Not so long ago, enjoying beers at a bar was as simple as going to a bar and ordering beers. How quaint! In the thirteen years that I’ve been writing professionally about craft beer, I’ve watched it evolve from a scene with a few stronghold cities into a nationwide subculture. There are people with a calendar month’s worth of brewery T-shirts. Guys who plan their weekends and vacations around hitting more.
If you’re not tuned into these things, you probably figure a brewery is a brewery. People who like craft beer are mostly happy wherever, right?. This is not true. To geeks, there’s a pretty firm hierarchy. There are sixty-some breweries in the metro area, and pretty much all of them have something to recommend them. This is the tippy top of the heap—the best of the best KC craft beer bars and taprooms. This is just a primer for the beer-curious or out-of-towners.
We’re doing this tour on a Saturday because that’s the only day you can reliably visit the taproom patio at BKS (633 E. 63rd St., KCMO). This little House of Haze has the most geek cred in the city, and the hype is justified. When you’re in the neighborhood, you can also hit the best beer bar in the state of Missourah, Bier Station (120 E. Gregory Blvd., KCMO), which was renovated to have a retractable window wall during the pandemic. Bier Station also added a cocktail program—but better pace yourself to start this day.
Just a bit south you’ll find the iconic trailside patio of KC Bier Co. (310 W. 79th St., KCMO). They specialize in crisp, clean German lagers, and although they’re now the city’s largest locally owned brewery. They always seem to have something fun, like their Easter Eisbock in bottles wrapped with pastel foil.
The largest non-locally owned brewery in town? That’s Boulevard (2501 Southwest Blvd., KCMO), which has a bustling taproom that’s heavy on dark wood and tourists. Just around the corner, you have another of the best breweries in the city, Alma Mader (2635 Southwest Blvd., KCMO). They keep limited hours—did I mention this was a Saturday?—at their industrial-chic taproom. If you haven’t eaten yet, you’re in luck. Several of the best taco spots in town are a few blocks up, and you’re welcome to carry in food to drink with Alma’s very well-made lagers and bicoastal IPA variants.

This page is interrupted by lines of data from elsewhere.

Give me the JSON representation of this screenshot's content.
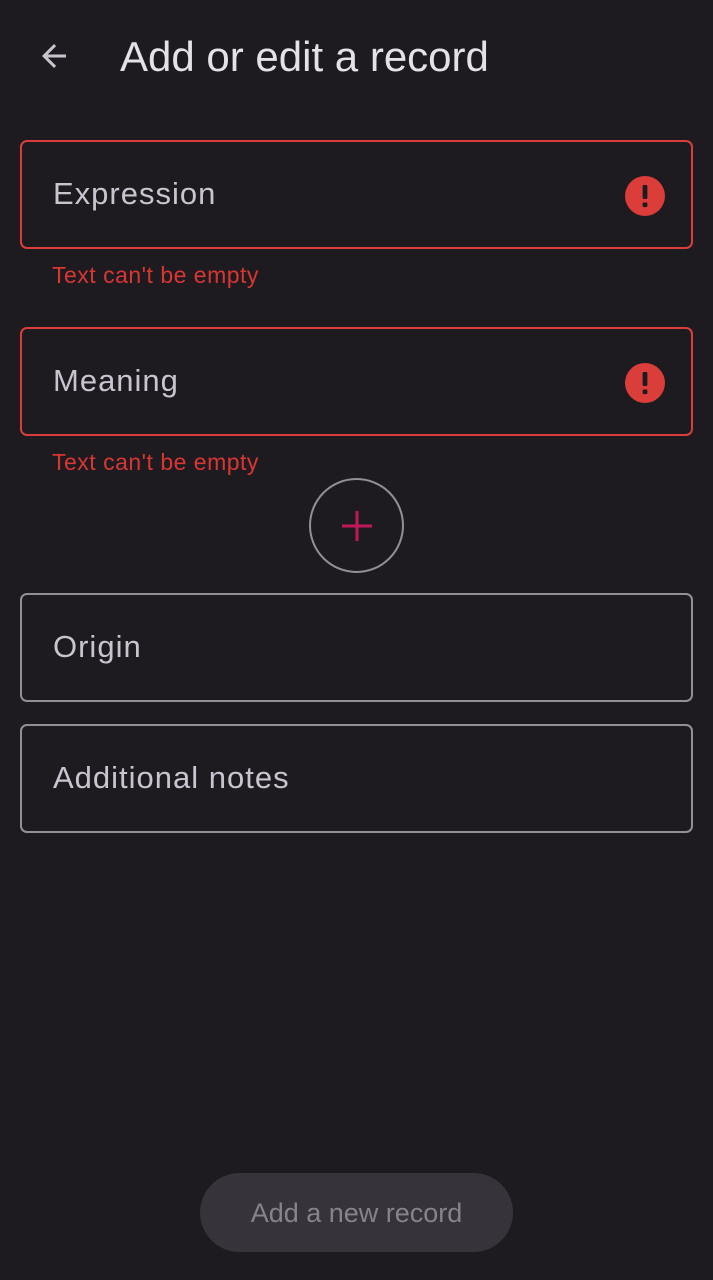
{
  "header": {
    "title": "Add or edit a record",
    "back_icon": "arrow-back-icon"
  },
  "form": {
    "expression": {
      "label": "Expression",
      "value": "",
      "error": "Text can't be empty",
      "error_icon": "error-icon"
    },
    "meaning": {
      "label": "Meaning",
      "value": "",
      "error": "Text can't be empty",
      "error_icon": "error-icon"
    },
    "add_meaning": {
      "icon": "plus-icon"
    },
    "origin": {
      "label": "Origin",
      "value": ""
    },
    "notes": {
      "label": "Additional notes",
      "value": ""
    }
  },
  "footer": {
    "submit_label": "Add a new record",
    "submit_enabled": false
  },
  "colors": {
    "background": "#1d1b20",
    "error": "#db3d3a",
    "accent": "#c2185b",
    "outline": "#938f99",
    "text": "#e6e0e9"
  }
}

At this point, you’re right by the Crossroads, which has eight breweries within just a few blocks. Nowhere in Denver or San Diego has quite the same street-to-street density. Everyone has their favorites here, and we could fill several pages with a comprehensive guide. I’ll just point out my two essentials. Casual Animal (1725 McGee St., KCMO) has what may be the most stylish taproom in the Midwest—it’s like one of those wedding barns you’d see in Garden & Gun. Nimble (1735 Oak St., KCMO) is new and pushing hard toward the top of my local list. It was opened by a talented Johnson County home brewer who quit his accounting gig to make some wild styles. All his beers have a mature, balanced flavor profile.
Oh, yes, and Kansas City also has suburbs, and those suburbs also have breweries. In Johnson County, my favorite is Sandhills (5612 Johnson Drive, Mission), which specializes in barrel-aged beers but also makes a great hazy IPA called Junco. On the other side of the city, Diametric (949 N.E. Columbus, Lee’s Summit) in Lee’s Summit is doing great things, as are the sour specialists at Crane (6515 Railroad St., Raytown) in Raytown. And if it’s Saturday, you can get elite barbecue at Harp while at Crane.